## Task prompt
Using the data below, please return every line exactly as given.

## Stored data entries
--- START ---

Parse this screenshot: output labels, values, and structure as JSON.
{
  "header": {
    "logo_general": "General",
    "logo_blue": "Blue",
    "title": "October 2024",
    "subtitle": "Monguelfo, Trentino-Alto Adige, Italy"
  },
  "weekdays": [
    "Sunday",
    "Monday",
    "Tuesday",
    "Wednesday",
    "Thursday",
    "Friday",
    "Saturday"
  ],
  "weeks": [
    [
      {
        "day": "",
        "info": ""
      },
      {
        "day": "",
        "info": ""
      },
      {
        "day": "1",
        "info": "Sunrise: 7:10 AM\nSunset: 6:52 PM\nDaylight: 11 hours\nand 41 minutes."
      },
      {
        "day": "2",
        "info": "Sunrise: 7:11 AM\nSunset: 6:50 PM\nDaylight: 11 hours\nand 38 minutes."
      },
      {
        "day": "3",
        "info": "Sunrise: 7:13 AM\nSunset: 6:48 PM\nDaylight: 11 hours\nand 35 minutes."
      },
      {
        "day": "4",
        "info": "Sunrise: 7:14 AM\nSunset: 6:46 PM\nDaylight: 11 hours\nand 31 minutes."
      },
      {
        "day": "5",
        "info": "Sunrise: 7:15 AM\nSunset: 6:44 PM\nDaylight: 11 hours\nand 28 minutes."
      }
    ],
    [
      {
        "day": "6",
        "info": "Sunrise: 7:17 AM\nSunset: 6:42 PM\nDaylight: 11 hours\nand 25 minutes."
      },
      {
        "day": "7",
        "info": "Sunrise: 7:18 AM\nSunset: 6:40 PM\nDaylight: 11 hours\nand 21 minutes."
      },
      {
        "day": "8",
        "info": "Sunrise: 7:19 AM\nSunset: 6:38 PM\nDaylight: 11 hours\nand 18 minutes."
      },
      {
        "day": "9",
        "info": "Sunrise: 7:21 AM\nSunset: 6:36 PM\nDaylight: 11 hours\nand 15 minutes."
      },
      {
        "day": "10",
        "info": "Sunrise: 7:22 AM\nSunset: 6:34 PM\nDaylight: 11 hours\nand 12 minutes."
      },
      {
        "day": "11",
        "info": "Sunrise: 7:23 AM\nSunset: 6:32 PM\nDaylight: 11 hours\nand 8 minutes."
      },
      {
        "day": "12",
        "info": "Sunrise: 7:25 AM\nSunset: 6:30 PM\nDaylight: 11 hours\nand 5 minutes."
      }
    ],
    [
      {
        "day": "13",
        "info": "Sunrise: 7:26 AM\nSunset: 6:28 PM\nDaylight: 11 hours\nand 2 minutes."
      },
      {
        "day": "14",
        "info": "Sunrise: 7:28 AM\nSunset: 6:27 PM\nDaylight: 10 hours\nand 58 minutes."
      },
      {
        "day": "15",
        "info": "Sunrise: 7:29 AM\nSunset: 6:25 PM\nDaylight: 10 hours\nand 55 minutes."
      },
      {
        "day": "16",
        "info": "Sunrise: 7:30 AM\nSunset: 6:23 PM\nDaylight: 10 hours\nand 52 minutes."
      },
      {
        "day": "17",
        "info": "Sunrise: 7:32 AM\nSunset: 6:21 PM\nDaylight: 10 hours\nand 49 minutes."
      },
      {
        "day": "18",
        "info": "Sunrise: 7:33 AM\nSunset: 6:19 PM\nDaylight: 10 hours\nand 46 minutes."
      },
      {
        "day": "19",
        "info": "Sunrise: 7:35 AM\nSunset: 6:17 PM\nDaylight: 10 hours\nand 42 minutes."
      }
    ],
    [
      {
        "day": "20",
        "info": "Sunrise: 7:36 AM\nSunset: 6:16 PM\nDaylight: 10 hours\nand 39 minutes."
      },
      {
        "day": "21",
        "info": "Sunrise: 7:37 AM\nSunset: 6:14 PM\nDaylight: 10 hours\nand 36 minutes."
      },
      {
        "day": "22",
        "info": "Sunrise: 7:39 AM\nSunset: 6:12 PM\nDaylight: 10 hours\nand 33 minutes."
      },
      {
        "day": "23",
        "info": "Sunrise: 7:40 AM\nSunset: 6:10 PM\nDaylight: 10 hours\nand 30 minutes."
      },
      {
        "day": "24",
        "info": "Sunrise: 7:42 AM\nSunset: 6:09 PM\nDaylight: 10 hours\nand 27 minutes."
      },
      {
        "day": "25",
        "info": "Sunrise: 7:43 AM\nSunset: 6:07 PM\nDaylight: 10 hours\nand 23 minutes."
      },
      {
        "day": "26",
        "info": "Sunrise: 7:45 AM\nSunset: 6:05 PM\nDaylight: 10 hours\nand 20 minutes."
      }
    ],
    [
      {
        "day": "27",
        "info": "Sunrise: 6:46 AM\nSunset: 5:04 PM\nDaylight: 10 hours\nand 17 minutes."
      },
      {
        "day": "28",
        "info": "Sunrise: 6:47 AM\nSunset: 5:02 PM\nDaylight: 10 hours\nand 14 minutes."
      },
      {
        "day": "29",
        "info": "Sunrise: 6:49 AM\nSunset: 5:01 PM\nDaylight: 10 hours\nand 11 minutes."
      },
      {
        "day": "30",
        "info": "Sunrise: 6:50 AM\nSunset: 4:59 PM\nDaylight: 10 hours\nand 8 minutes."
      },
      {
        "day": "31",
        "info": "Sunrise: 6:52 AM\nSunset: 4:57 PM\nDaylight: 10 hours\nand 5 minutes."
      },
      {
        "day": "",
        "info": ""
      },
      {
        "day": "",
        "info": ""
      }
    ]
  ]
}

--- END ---

## Task output
Parse this screenshot: output labels, values, and structure as JSON.
{
  "header": {
    "logo_general": "General",
    "logo_blue": "Blue",
    "title": "October 2024",
    "subtitle": "Monguelfo, Trentino-Alto Adige, Italy"
  },
  "weekdays": [
    "Sunday",
    "Monday",
    "Tuesday",
    "Wednesday",
    "Thursday",
    "Friday",
    "Saturday"
  ],
  "weeks": [
    [
      {
        "day": "",
        "info": ""
      },
      {
        "day": "",
        "info": ""
      },
      {
        "day": "1",
        "info": "Sunrise: 7:10 AM\nSunset: 6:52 PM\nDaylight: 11 hours\nand 41 minutes."
      },
      {
        "day": "2",
        "info": "Sunrise: 7:11 AM\nSunset: 6:50 PM\nDaylight: 11 hours\nand 38 minutes."
      },
      {
        "day": "3",
        "info": "Sunrise: 7:13 AM\nSunset: 6:48 PM\nDaylight: 11 hours\nand 35 minutes."
      },
      {
        "day": "4",
        "info": "Sunrise: 7:14 AM\nSunset: 6:46 PM\nDaylight: 11 hours\nand 31 minutes."
      },
      {
        "day": "5",
        "info": "Sunrise: 7:15 AM\nSunset: 6:44 PM\nDaylight: 11 hours\nand 28 minutes."
      }
    ],
    [
      {
        "day": "6",
        "info": "Sunrise: 7:17 AM\nSunset: 6:42 PM\nDaylight: 11 hours\nand 25 minutes."
      },
      {
        "day": "7",
        "info": "Sunrise: 7:18 AM\nSunset: 6:40 PM\nDaylight: 11 hours\nand 21 minutes."
      },
      {
        "day": "8",
        "info": "Sunrise: 7:19 AM\nSunset: 6:38 PM\nDaylight: 11 hours\nand 18 minutes."
      },
      {
        "day": "9",
        "info": "Sunrise: 7:21 AM\nSunset: 6:36 PM\nDaylight: 11 hours\nand 15 minutes."
      },
      {
        "day": "10",
        "info": "Sunrise: 7:22 AM\nSunset: 6:34 PM\nDaylight: 11 hours\nand 12 minutes."
      },
      {
        "day": "11",
        "info": "Sunrise: 7:23 AM\nSunset: 6:32 PM\nDaylight: 11 hours\nand 8 minutes."
      },
      {
        "day": "12",
        "info": "Sunrise: 7:25 AM\nSunset: 6:30 PM\nDaylight: 11 hours\nand 5 minutes."
      }
    ],
    [
      {
        "day": "13",
        "info": "Sunrise: 7:26 AM\nSunset: 6:28 PM\nDaylight: 11 hours\nand 2 minutes."
      },
      {
        "day": "14",
        "info": "Sunrise: 7:28 AM\nSunset: 6:27 PM\nDaylight: 10 hours\nand 58 minutes."
      },
      {
        "day": "15",
        "info": "Sunrise: 7:29 AM\nSunset: 6:25 PM\nDaylight: 10 hours\nand 55 minutes."
      },
      {
        "day": "16",
        "info": "Sunrise: 7:30 AM\nSunset: 6:23 PM\nDaylight: 10 hours\nand 52 minutes."
      },
      {
        "day": "17",
        "info": "Sunrise: 7:32 AM\nSunset: 6:21 PM\nDaylight: 10 hours\nand 49 minutes."
      },
      {
        "day": "18",
        "info": "Sunrise: 7:33 AM\nSunset: 6:19 PM\nDaylight: 10 hours\nand 46 minutes."
      },
      {
        "day": "19",
        "info": "Sunrise: 7:35 AM\nSunset: 6:17 PM\nDaylight: 10 hours\nand 42 minutes."
      }
    ],
    [
      {
        "day": "20",
        "info": "Sunrise: 7:36 AM\nSunset: 6:16 PM\nDaylight: 10 hours\nand 39 minutes."
      },
      {
        "day": "21",
        "info": "Sunrise: 7:37 AM\nSunset: 6:14 PM\nDaylight: 10 hours\nand 36 minutes."
      },
      {
        "day": "22",
        "info": "Sunrise: 7:39 AM\nSunset: 6:12 PM\nDaylight: 10 hours\nand 33 minutes."
      },
      {
        "day": "23",
        "info": "Sunrise: 7:40 AM\nSunset: 6:10 PM\nDaylight: 10 hours\nand 30 minutes."
      },
      {
        "day": "24",
        "info": "Sunrise: 7:42 AM\nSunset: 6:09 PM\nDaylight: 10 hours\nand 27 minutes."
      },
      {
        "day": "25",
        "info": "Sunrise: 7:43 AM\nSunset: 6:07 PM\nDaylight: 10 hours\nand 23 minutes."
      },
      {
        "day": "26",
        "info": "Sunrise: 7:45 AM\nSunset: 6:05 PM\nDaylight: 10 hours\nand 20 minutes."
      }
    ],
    [
      {
        "day": "27",
        "info": "Sunrise: 6:46 AM\nSunset: 5:04 PM\nDaylight: 10 hours\nand 17 minutes."
      },
      {
        "day": "28",
        "info": "Sunrise: 6:47 AM\nSunset: 5:02 PM\nDaylight: 10 hours\nand 14 minutes."
      },
      {
        "day": "29",
        "info": "Sunrise: 6:49 AM\nSunset: 5:01 PM\nDaylight: 10 hours\nand 11 minutes."
      },
      {
        "day": "30",
        "info": "Sunrise: 6:50 AM\nSunset: 4:59 PM\nDaylight: 10 hours\nand 8 minutes."
      },
      {
        "day": "31",
        "info": "Sunrise: 6:52 AM\nSunset: 4:57 PM\nDaylight: 10 hours\nand 5 minutes."
      },
      {
        "day": "",
        "info": ""
      },
      {
        "day": "",
        "info": ""
      }
    ]
  ]
}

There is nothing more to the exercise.